She married a king but would never be queen - the missing consort of England, Sophia Dorothea, wife of George I
It stands in contrast with the state of the monarchy 900 years ago. The new kingdom of Norman England was just shy of 50 years old in 1114 but was already on its third monarch. Henry I, the youngest son of William the Conqueror, had somehow ended up in charge of his father's kingdom and while he was steadily shoring up his power and the administrative control of the entire land that had marked his father's reign with such success, his wife was setting the pattern for queen consorts in this new realm. Henry's wife was Edith Dunkeld, daughter of a Scottish king and a saint. She had married Henry just months after his accession in a marriage that followed, in many ways, the example set by the wedding of William the Conqueror and Matilda of Flanders. Henry's mother had brought with her established royal blood that added a regal touch to the lineage of William whose father was a duke descended from Vikings and whose mother was a Norman girl who his daddy hadn't married. Henry may have been the son of a king but he was a conquering king and the Norman dynasty still needed to establish its royal pedigree. Marriage with a Scottish princess didn't bring Henry wealth but it did add a touch more blue blood to his family and linked him to a tradition of rule within the islands his father had barged in on so definitely in 1066 that went back centuries. Edith, who was known as Matilda as queen, was a consort who made her husband much more of a king than he would have been without her.

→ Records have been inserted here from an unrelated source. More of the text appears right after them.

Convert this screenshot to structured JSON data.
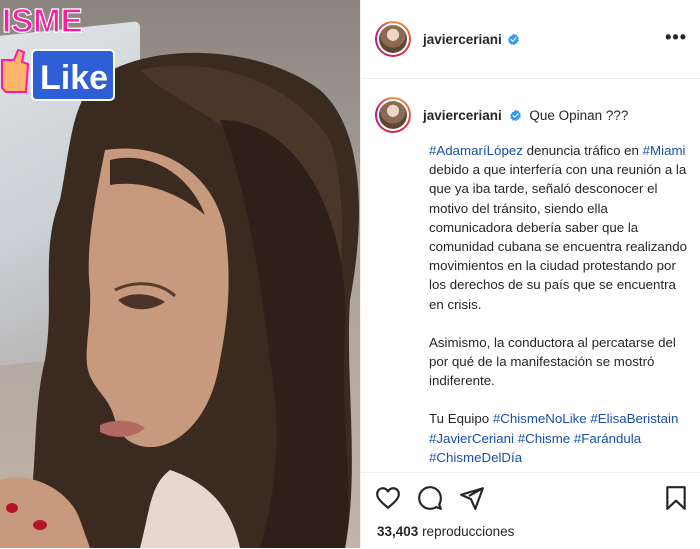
{
  "overlay": {
    "line1": "ISME",
    "line2": "Like"
  },
  "header": {
    "username": "javierceriani",
    "more_label": "•••"
  },
  "caption": {
    "username": "javierceriani",
    "headline": "Que Opinan ???",
    "para1_parts": [
      {
        "text": "#AdamaríLópez",
        "tag": true
      },
      {
        "text": " denuncia tráfico en ",
        "tag": false
      },
      {
        "text": "#Miami",
        "tag": true
      },
      {
        "text": " debido a que interfería con una reunión a la que ya iba tarde, señaló desconocer el motivo del tránsito, siendo ella comunicadora debería saber que la comunidad cubana se encuentra realizando movimientos en la ciudad protestando por los derechos de su país que se encuentra en crisis.",
        "tag": false
      }
    ],
    "para2": "Asimismo, la conductora al percatarse del por qué de la manifestación se mostró indiferente.",
    "para3_parts": [
      {
        "text": "Tu Equipo ",
        "tag": false
      },
      {
        "text": "#ChismeNoLike",
        "tag": true
      },
      {
        "text": " ",
        "tag": false
      },
      {
        "text": "#ElisaBeristain",
        "tag": true
      },
      {
        "text": " ",
        "tag": false
      },
      {
        "text": "#JavierCeriani",
        "tag": true
      },
      {
        "text": " ",
        "tag": false
      },
      {
        "text": "#Chisme",
        "tag": true
      },
      {
        "text": " ",
        "tag": false
      },
      {
        "text": "#Farándula",
        "tag": true
      },
      {
        "text": " ",
        "tag": false
      },
      {
        "text": "#ChismeDelDía",
        "tag": true
      }
    ]
  },
  "stats": {
    "views_count": "33,403",
    "views_label": "reproducciones"
  },
  "icons": [
    "heart-icon",
    "comment-icon",
    "share-icon",
    "bookmark-icon",
    "verified-icon",
    "more-icon"
  ],
  "colors": {
    "hashtag": "#1a4fa8",
    "verified": "#3897f0",
    "badge_pink": "#ff1aa3",
    "badge_blue": "#2f5fd6"
  }
}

Edith Dunkeld ruled England as Queen Matilda, consort of Henry I from 1100 until her death in 1118
Edith became hugely popular with her new subjects and was known for her piety, her devotion to helping the poor and her love of the arts - all areas that became associated with good conduct by good queen consorts in the centuries that followed. She gave Henry a daughter, Matilda, and a son, William, and her death was widely mourned. She was around 38 when she died in 1118 but the loss of a popular queen consort became a tragedy just two years later when her only son, William, was killed in the White Ship disaster leaving Henry without a legitimate heir. In many ways, Edith had an easy run at establishing herself as queen consort. She was a homegrown royal a time when many still resented the iron rule of the Normans who had conquered and consumed in less than fifty years. She had had royal training thanks to her early childhood years at the Scottish court. And she had no rivals. Her husband's predecessor as king, William Rufus, had never married and her mother-in-law, Matilda of Flanders, had been dead for twenty years by the time Edith became consort. There was no queen dowager lurking in the wings, or the dower house, to make Edith's life difficult. The second queen consort of modern England could shape her role as she saw fit. And arguably, she created a pattern that lasts to a certain extent until today.